The songs have become standards over the years and include such singable favorites as “Comedy Tonight,” “Lovely,” “Impossible,” and “Everybody Ought to have a Maid.”

Michael Lipp, who directed the show, has directed or been an actor in almost ninety productions, and is a true theatre authority. He has another field of expertise: he recently retired after 33 years of teaching with Duval County Public Schools and is currently a faculty member at the Bolles School, where he teaches AP Physics. You are going to love what he has done with this show.

The fifteen songs were played by an excellent band hidden away back stage, which was led by Andrew Phoenix, Orchestral Music Director; Tina Wilson was the Vocal Music Director.  Band members included Andrew Phoenix (Drums & Keyboard II), Erin Barnes (Keyboard l), Sean Tillis (Bass), Alexander Hernandez (Woodwinds), Carson Smisek (Trumpet), and Kimberly Zielinski (Violin).

Others on the Creative Team included Tyvin McSwain and Toni Diamond-Bingham (Producers), Jereme Raickett (Production Manager), Cassie Neiss (Stage Manager), Julia Leadley (Assistant Stage Manager), Katie Dawson (Scenic Charge Artist), Ben Sparenburg (Lighting Designer), Main Stage Music Theatre (Costumes), and Destiny Golden (Audio Technician).

Viewers will love this classic on stage Jan 24 -Feb 15! The theatre is located at 106 6th Street North in Jacksonville Beach, Florida. For reservations call 904-249-0289 or visit playersbythesea. org.

About Dick Kerekes & Leisla Sansom

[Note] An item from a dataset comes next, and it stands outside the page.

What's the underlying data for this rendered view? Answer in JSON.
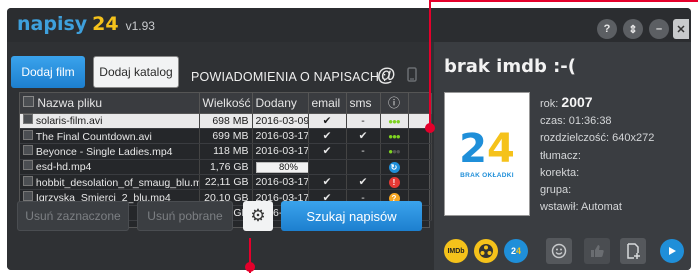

The Dual Critics of EU Jacksonville have been reviewing plays together for the past nine years. Dick Kerekes has been a critic since 1980, starting with The First Coast Entertainer and continuing as the paper morphed into EU Jacksonville. Leisla Sansom wrote reviews from time to time in the early 80s, but was otherwise occupied in the business world. As a writing team, they have attended almost thirty Humana Festivals of New America Plays at Actors Theatre in Louisville, Kentucky, and many of the annual conferences sponsored by the American Theatre Critics Association, which are held in cities throughout the country. They have reviewed plays in Cincinnati, Chicago, Miami, Sarasota, Minneapolis, Orlando, New York, Philadelphia, Sarasota, San Francisco, Shepherdstown, and The Eugene O’Neill Center in Waterford, Massachusetts. They currently review about one hundred plays annually in the North Florida area theaters, which include community, college, university, and professional productions.